=== EXERCISE OBJECTIVE ===
What is needed is an exact copy of the records below, with the pictures left out.
_ _ _ _
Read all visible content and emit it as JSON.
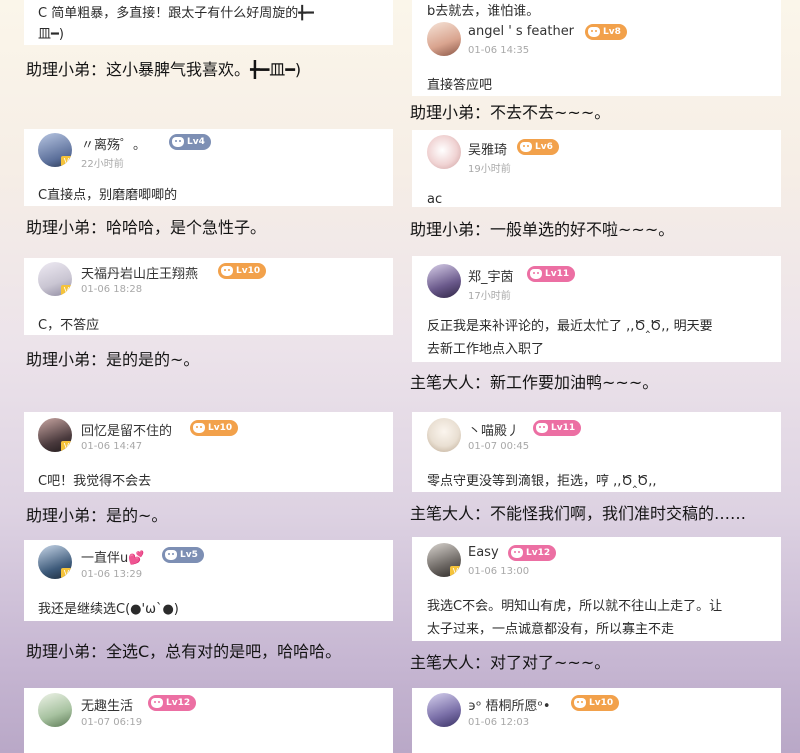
{
  "left": {
    "top_card": {
      "text_line1": "C 简单粗暴，多直接！跟太子有什么好周旋的╋━",
      "text_line2": "皿━)"
    },
    "top_reply": "助理小弟：这小暴脾气我喜欢。╋━皿━)",
    "comments": [
      {
        "user": "〃离殇゜。",
        "level": "Lv4",
        "time": "22小时前",
        "text": "C直接点，别磨磨唧唧的",
        "reply": "助理小弟：哈哈哈，是个急性子。",
        "avatar_color": "#5b6f9a",
        "level_color": "#7d8fb4"
      },
      {
        "user": "天福丹岩山庄王翔燕",
        "level": "Lv10",
        "time": "01-06 18:28",
        "text": "C，不答应",
        "reply": "助理小弟：是的是的~。",
        "avatar_color": "#c9c5d2",
        "level_color": "#f2a14b"
      },
      {
        "user": "回忆是留不住的",
        "level": "Lv10",
        "time": "01-06 14:47",
        "text": "C吧！我觉得不会去",
        "reply": "助理小弟：是的~。",
        "avatar_color": "#4a3a3d",
        "level_color": "#f2a14b"
      },
      {
        "user": "一直伴u💕",
        "level": "Lv5",
        "time": "01-06 13:29",
        "text": "我还是继续选C(●'ω`●)",
        "reply": "助理小弟：全选C，总有对的是吧，哈哈哈。",
        "avatar_color": "#3d5a7a",
        "level_color": "#7d8fb4"
      },
      {
        "user": "无趣生活",
        "level": "Lv12",
        "time": "01-07 06:19",
        "avatar_color": "#a7c2a0",
        "level_color": "#ec6fa3"
      }
    ]
  },
  "right": {
    "top_card": {
      "text_line1": "b去就去，谁怕谁。",
      "user": "angel ' s feather",
      "level": "Lv8",
      "time": "01-06 14:35",
      "text": "直接答应吧",
      "avatar_color": "#d9a48f",
      "level_color": "#f2a14b"
    },
    "top_reply": "助理小弟：不去不去~~~。",
    "comments": [
      {
        "user": "吴雅琦",
        "level": "Lv6",
        "time": "19小时前",
        "text": "ac",
        "reply": "助理小弟：一般单选的好不啦~~~。",
        "avatar_color": "#f0d3d3",
        "level_color": "#f2a14b"
      },
      {
        "user": "郑_宇茵",
        "level": "Lv11",
        "time": "17小时前",
        "text_line1": "反正我是来补评论的，最近太忙了 ,,Ծ‸Ծ,, 明天要",
        "text_line2": "去新工作地点入职了",
        "reply": "主笔大人：新工作要加油鸭~~~。",
        "avatar_color": "#6b5a8c",
        "level_color": "#ec6fa3"
      },
      {
        "user": "丶喵殿丿",
        "level": "Lv11",
        "time": "01-07 00:45",
        "text": "零点守更没等到滴银，拒选，哼 ,,Ծ‸Ծ,,",
        "reply": "主笔大人：不能怪我们啊，我们准时交稿的……",
        "avatar_color": "#e9dfd2",
        "level_color": "#ec6fa3"
      },
      {
        "user": "Easy",
        "level": "Lv12",
        "time": "01-06 13:00",
        "text_line1": "我选C不会。明知山有虎，所以就不往山上走了。让",
        "text_line2": "太子过来，一点诚意都没有，所以寡主不走",
        "reply": "主笔大人：对了对了~~~。",
        "avatar_color": "#6f6a66",
        "level_color": "#ec6fa3"
      },
      {
        "user": "϶ᵒ 梧桐所愿ᵒ•",
        "level": "Lv10",
        "time": "01-06 12:03",
        "avatar_color": "#7a6fa8",
        "level_color": "#f2a14b"
      }
    ]
  }
}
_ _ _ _
=== RESULT OF THIS EXERCISE ===
Read all visible content and emit it as JSON.
{
  "left": {
    "top_card": {
      "text_line1": "C 简单粗暴，多直接！跟太子有什么好周旋的╋━",
      "text_line2": "皿━)"
    },
    "top_reply": "助理小弟：这小暴脾气我喜欢。╋━皿━)",
    "comments": [
      {
        "user": "〃离殇゜。",
        "level": "Lv4",
        "time": "22小时前",
        "text": "C直接点，别磨磨唧唧的",
        "reply": "助理小弟：哈哈哈，是个急性子。",
        "avatar_color": "#5b6f9a",
        "level_color": "#7d8fb4"
      },
      {
        "user": "天福丹岩山庄王翔燕",
        "level": "Lv10",
        "time": "01-06 18:28",
        "text": "C，不答应",
        "reply": "助理小弟：是的是的~。",
        "avatar_color": "#c9c5d2",
        "level_color": "#f2a14b"
      },
      {
        "user": "回忆是留不住的",
        "level": "Lv10",
        "time": "01-06 14:47",
        "text": "C吧！我觉得不会去",
        "reply": "助理小弟：是的~。",
        "avatar_color": "#4a3a3d",
        "level_color": "#f2a14b"
      },
      {
        "user": "一直伴u💕",
        "level": "Lv5",
        "time": "01-06 13:29",
        "text": "我还是继续选C(●'ω`●)",
        "reply": "助理小弟：全选C，总有对的是吧，哈哈哈。",
        "avatar_color": "#3d5a7a",
        "level_color": "#7d8fb4"
      },
      {
        "user": "无趣生活",
        "level": "Lv12",
        "time": "01-07 06:19",
        "avatar_color": "#a7c2a0",
        "level_color": "#ec6fa3"
      }
    ]
  },
  "right": {
    "top_card": {
      "text_line1": "b去就去，谁怕谁。",
      "user": "angel ' s feather",
      "level": "Lv8",
      "time": "01-06 14:35",
      "text": "直接答应吧",
      "avatar_color": "#d9a48f",
      "level_color": "#f2a14b"
    },
    "top_reply": "助理小弟：不去不去~~~。",
    "comments": [
      {
        "user": "吴雅琦",
        "level": "Lv6",
        "time": "19小时前",
        "text": "ac",
        "reply": "助理小弟：一般单选的好不啦~~~。",
        "avatar_color": "#f0d3d3",
        "level_color": "#f2a14b"
      },
      {
        "user": "郑_宇茵",
        "level": "Lv11",
        "time": "17小时前",
        "text_line1": "反正我是来补评论的，最近太忙了 ,,Ծ‸Ծ,, 明天要",
        "text_line2": "去新工作地点入职了",
        "reply": "主笔大人：新工作要加油鸭~~~。",
        "avatar_color": "#6b5a8c",
        "level_color": "#ec6fa3"
      },
      {
        "user": "丶喵殿丿",
        "level": "Lv11",
        "time": "01-07 00:45",
        "text": "零点守更没等到滴银，拒选，哼 ,,Ծ‸Ծ,,",
        "reply": "主笔大人：不能怪我们啊，我们准时交稿的……",
        "avatar_color": "#e9dfd2",
        "level_color": "#ec6fa3"
      },
      {
        "user": "Easy",
        "level": "Lv12",
        "time": "01-06 13:00",
        "text_line1": "我选C不会。明知山有虎，所以就不往山上走了。让",
        "text_line2": "太子过来，一点诚意都没有，所以寡主不走",
        "reply": "主笔大人：对了对了~~~。",
        "avatar_color": "#6f6a66",
        "level_color": "#ec6fa3"
      },
      {
        "user": "϶ᵒ 梧桐所愿ᵒ•",
        "level": "Lv10",
        "time": "01-06 12:03",
        "avatar_color": "#7a6fa8",
        "level_color": "#f2a14b"
      }
    ]
  }
}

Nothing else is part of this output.